**What is being asked**: Every entry must be repeated exactly in the answer.

**Data to use**:
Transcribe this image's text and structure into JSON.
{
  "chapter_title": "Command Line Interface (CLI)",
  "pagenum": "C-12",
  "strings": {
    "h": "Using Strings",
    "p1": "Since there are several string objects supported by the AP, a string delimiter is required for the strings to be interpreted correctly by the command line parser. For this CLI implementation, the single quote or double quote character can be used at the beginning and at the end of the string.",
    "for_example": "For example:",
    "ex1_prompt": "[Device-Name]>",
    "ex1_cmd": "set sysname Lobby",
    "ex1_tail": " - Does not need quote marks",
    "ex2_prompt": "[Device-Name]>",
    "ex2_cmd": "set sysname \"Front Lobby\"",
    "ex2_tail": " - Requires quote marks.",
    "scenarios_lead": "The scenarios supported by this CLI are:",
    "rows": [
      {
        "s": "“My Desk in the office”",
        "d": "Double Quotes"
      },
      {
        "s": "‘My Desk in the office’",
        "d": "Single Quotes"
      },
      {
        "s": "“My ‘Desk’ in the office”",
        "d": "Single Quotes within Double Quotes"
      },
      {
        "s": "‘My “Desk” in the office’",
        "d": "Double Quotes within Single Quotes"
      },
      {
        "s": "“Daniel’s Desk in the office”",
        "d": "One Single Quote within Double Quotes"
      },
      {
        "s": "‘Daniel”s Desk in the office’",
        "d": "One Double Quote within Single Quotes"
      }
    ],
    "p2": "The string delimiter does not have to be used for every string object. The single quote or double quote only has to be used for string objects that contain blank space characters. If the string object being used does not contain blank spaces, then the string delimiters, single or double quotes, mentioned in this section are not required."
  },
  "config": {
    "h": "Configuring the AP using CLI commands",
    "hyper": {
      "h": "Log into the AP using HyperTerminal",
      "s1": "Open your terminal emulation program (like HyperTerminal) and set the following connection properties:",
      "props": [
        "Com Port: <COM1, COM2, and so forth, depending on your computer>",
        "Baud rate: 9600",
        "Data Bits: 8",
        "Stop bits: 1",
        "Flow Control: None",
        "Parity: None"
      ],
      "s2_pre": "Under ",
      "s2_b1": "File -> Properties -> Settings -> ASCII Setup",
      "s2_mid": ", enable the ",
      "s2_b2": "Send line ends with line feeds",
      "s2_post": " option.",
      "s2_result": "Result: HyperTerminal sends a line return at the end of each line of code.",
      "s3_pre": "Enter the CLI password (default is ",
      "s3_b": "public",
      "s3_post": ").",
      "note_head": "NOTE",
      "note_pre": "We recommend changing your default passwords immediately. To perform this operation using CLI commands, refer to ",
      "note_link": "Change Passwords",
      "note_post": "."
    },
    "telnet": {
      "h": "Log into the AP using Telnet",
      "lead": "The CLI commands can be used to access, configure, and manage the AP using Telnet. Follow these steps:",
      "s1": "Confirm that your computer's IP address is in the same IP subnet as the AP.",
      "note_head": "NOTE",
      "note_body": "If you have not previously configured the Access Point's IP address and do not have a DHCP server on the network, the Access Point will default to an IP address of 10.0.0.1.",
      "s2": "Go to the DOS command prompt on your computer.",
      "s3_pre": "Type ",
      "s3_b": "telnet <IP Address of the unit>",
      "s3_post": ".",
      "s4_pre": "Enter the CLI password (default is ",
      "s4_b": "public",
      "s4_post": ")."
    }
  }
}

**Output of the task**:
Transcribe this image's text and structure into JSON.
{
  "chapter_title": "Command Line Interface (CLI)",
  "pagenum": "C-12",
  "strings": {
    "h": "Using Strings",
    "p1": "Since there are several string objects supported by the AP, a string delimiter is required for the strings to be interpreted correctly by the command line parser. For this CLI implementation, the single quote or double quote character can be used at the beginning and at the end of the string.",
    "for_example": "For example:",
    "ex1_prompt": "[Device-Name]>",
    "ex1_cmd": "set sysname Lobby",
    "ex1_tail": " - Does not need quote marks",
    "ex2_prompt": "[Device-Name]>",
    "ex2_cmd": "set sysname \"Front Lobby\"",
    "ex2_tail": " - Requires quote marks.",
    "scenarios_lead": "The scenarios supported by this CLI are:",
    "rows": [
      {
        "s": "“My Desk in the office”",
        "d": "Double Quotes"
      },
      {
        "s": "‘My Desk in the office’",
        "d": "Single Quotes"
      },
      {
        "s": "“My ‘Desk’ in the office”",
        "d": "Single Quotes within Double Quotes"
      },
      {
        "s": "‘My “Desk” in the office’",
        "d": "Double Quotes within Single Quotes"
      },
      {
        "s": "“Daniel’s Desk in the office”",
        "d": "One Single Quote within Double Quotes"
      },
      {
        "s": "‘Daniel”s Desk in the office’",
        "d": "One Double Quote within Single Quotes"
      }
    ],
    "p2": "The string delimiter does not have to be used for every string object. The single quote or double quote only has to be used for string objects that contain blank space characters. If the string object being used does not contain blank spaces, then the string delimiters, single or double quotes, mentioned in this section are not required."
  },
  "config": {
    "h": "Configuring the AP using CLI commands",
    "hyper": {
      "h": "Log into the AP using HyperTerminal",
      "s1": "Open your terminal emulation program (like HyperTerminal) and set the following connection properties:",
      "props": [
        "Com Port: <COM1, COM2, and so forth, depending on your computer>",
        "Baud rate: 9600",
        "Data Bits: 8",
        "Stop bits: 1",
        "Flow Control: None",
        "Parity: None"
      ],
      "s2_pre": "Under ",
      "s2_b1": "File -> Properties -> Settings -> ASCII Setup",
      "s2_mid": ", enable the ",
      "s2_b2": "Send line ends with line feeds",
      "s2_post": " option.",
      "s2_result": "Result: HyperTerminal sends a line return at the end of each line of code.",
      "s3_pre": "Enter the CLI password (default is ",
      "s3_b": "public",
      "s3_post": ").",
      "note_head": "NOTE",
      "note_pre": "We recommend changing your default passwords immediately. To perform this operation using CLI commands, refer to ",
      "note_link": "Change Passwords",
      "note_post": "."
    },
    "telnet": {
      "h": "Log into the AP using Telnet",
      "lead": "The CLI commands can be used to access, configure, and manage the AP using Telnet. Follow these steps:",
      "s1": "Confirm that your computer's IP address is in the same IP subnet as the AP.",
      "note_head": "NOTE",
      "note_body": "If you have not previously configured the Access Point's IP address and do not have a DHCP server on the network, the Access Point will default to an IP address of 10.0.0.1.",
      "s2": "Go to the DOS command prompt on your computer.",
      "s3_pre": "Type ",
      "s3_b": "telnet <IP Address of the unit>",
      "s3_post": ".",
      "s4_pre": "Enter the CLI password (default is ",
      "s4_b": "public",
      "s4_post": ")."
    }
  }
}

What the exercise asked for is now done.